3864 Apr
n01# touch /gfs/log/fileA
n02# touch /gfs/log/fileB
n03# touch /gfs/log/fileC
n01# ls /gfs/log/
fileA
n02# ls /gfs/log/
fileB
n03# ls /gfs/log/
fileC
46
14:04 log -> @hostname/
25 14:05 n01/
25 14:06 n02/
25 14:06 n03/
O_DIRECT, 30
growing, 25
mounting, 13
quota management, 18
disabling/enabling quota accounting, 23
disabling/enabling quota enforcement,
22
displaying quota limits, 19
setting quotas, 18
synchronizing quotas, 21
repairing, 42
suspending activity, 35
unmounting, 16
Index
A
adding journals to a file system, 27
atime, configuring updates, 33
mounting with noatime, 34
tuning atime quantum, 35
audience, vii
C
CDPN variable values table, 45
configuration, before, 6
configuration, initial, 7
prerequisite tasks, 7
creating a file system, 9
D
data journaling, 32
direct I/O, 29
directory attribute, 31
file attribute, 30
O_DIRECT, 30
displaying extended GFS information and
statistics, 36
displaying GFS counters, 37
displaying GFS extended status, 40
displaying GFS space usage, 36
DLM (Distributed Lock Manager), 2
F
features, new and changed, 2
feedback, ix, ix
file system
adding journals, 27
atime, configuring updates, 33
mounting with noatime, 34
tuning atime quantum, 35
context-dependent path names (CDPNs),
44
creating, 9
data journaling, 32
direct I/O, 29
directory attribute, 31
file attribute, 30

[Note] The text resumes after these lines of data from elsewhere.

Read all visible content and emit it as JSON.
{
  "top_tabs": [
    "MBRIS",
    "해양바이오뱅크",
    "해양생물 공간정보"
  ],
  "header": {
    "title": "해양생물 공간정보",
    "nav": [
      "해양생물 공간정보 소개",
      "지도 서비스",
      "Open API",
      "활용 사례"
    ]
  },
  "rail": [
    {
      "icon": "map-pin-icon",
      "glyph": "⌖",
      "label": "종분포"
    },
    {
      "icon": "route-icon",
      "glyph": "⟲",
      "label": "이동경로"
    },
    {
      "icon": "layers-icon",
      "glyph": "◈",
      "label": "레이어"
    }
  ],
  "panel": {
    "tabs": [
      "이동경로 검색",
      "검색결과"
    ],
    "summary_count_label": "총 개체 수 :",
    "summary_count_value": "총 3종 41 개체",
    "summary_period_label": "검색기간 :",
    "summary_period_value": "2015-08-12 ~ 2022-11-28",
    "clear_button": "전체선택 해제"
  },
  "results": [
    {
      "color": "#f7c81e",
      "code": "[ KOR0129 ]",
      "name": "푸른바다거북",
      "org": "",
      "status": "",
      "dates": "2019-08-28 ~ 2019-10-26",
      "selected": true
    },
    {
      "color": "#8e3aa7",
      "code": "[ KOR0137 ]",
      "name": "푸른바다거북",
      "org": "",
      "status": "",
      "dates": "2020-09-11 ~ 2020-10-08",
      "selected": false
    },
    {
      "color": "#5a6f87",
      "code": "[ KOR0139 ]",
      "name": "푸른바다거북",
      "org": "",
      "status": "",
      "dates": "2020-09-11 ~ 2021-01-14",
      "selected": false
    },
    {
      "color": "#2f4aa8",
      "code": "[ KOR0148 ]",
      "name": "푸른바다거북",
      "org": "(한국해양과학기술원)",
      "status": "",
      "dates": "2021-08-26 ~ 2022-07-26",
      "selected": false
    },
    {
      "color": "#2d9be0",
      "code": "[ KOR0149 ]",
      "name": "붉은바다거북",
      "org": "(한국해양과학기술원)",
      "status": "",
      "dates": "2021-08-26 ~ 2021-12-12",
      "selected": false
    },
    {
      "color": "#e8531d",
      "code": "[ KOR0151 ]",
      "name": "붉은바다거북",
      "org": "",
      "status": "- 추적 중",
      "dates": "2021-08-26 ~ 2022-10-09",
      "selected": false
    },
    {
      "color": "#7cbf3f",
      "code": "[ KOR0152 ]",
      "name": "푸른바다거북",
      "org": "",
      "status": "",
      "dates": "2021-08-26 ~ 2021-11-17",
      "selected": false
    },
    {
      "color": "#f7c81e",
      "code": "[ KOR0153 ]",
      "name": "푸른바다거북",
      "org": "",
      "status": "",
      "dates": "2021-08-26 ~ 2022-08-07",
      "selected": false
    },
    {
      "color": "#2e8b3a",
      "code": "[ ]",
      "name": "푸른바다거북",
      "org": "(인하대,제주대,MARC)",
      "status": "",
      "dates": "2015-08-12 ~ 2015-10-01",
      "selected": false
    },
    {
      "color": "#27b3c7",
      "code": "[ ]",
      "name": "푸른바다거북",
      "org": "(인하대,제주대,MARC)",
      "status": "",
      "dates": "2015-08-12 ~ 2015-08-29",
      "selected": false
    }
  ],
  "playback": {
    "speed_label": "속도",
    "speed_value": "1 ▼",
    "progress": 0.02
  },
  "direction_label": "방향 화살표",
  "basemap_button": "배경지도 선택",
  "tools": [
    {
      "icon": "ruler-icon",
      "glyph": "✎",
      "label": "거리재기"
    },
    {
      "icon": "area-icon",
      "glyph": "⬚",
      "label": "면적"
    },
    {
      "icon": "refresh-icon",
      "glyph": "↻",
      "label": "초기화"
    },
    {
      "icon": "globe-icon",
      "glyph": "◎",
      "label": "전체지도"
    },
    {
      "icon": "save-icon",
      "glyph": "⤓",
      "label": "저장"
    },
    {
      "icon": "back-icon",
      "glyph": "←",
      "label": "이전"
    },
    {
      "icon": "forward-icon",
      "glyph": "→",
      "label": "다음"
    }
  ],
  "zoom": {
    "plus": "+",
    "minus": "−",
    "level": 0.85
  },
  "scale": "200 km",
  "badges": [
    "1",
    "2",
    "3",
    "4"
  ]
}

G
GFS
atime, configuring updates, 33
mounting with noatime, 34
tuning atime quantum, 35
direct I/O, 29
directory attribute, 31
file attribute, 30
O_DIRECT, 30
displaying counters, 37
displaying extended information and
statistics, 36
displaying extended status, 40
displaying space usage, 36
managing, 9
quota management, 18
disabling/enabling quota accounting, 23
disabling/enabling quota enforcement,
22
displaying quota limits, 19
setting quotas, 18
synchronizing quotas, 21
GFS file system maximum size, 1, 6
GFS software components, 5
GFS software components table, 5
GFS-specific options for adding journals table,
29
GFS-specific options for expanding file
systems table, 26
gfs_mkfs command options table, 12
growing a file system, 25
GULM (Grand Unified Lock Manager), 2
47
Index
I
T
initial tasks
setup, initial, 7
introduction, vii
audience, vii
tables
CDPN variable values, 45
GFS software components, 5
GFS-specific options for adding journals, 29
GFS-specific options for expanding file
systems, 26
gfs_mkfs command options, 12
mount options, 14
tunable parameters, GFS, 16
M
managing GFS, 9
maximum size, GFS file system, 1, 6
mount table, 14
mounting a file system, 13
O
overview, 1
configuration, before, 6
economy, 2
features, new and changed, 2
GFS software components, 5
performance, 2
scalability, 2
P
parameters, GFS tunable, 16
path names, context-dependent (CDPNs), 44
preface (see introduction)
prerequisite tasks
configuration, initial, 7
Q
quota management, 18
disabling/enabling quota accounting, 23
disabling/enabling quota enforcement, 22
displaying quota limits, 19
setting quotas, 18
synchronizing quotas, 21
R
repairing a file system, 42
S
setup, initial
initial tasks, 7
suspending activity on a file system, 35
48
U
unmounting a file system, 16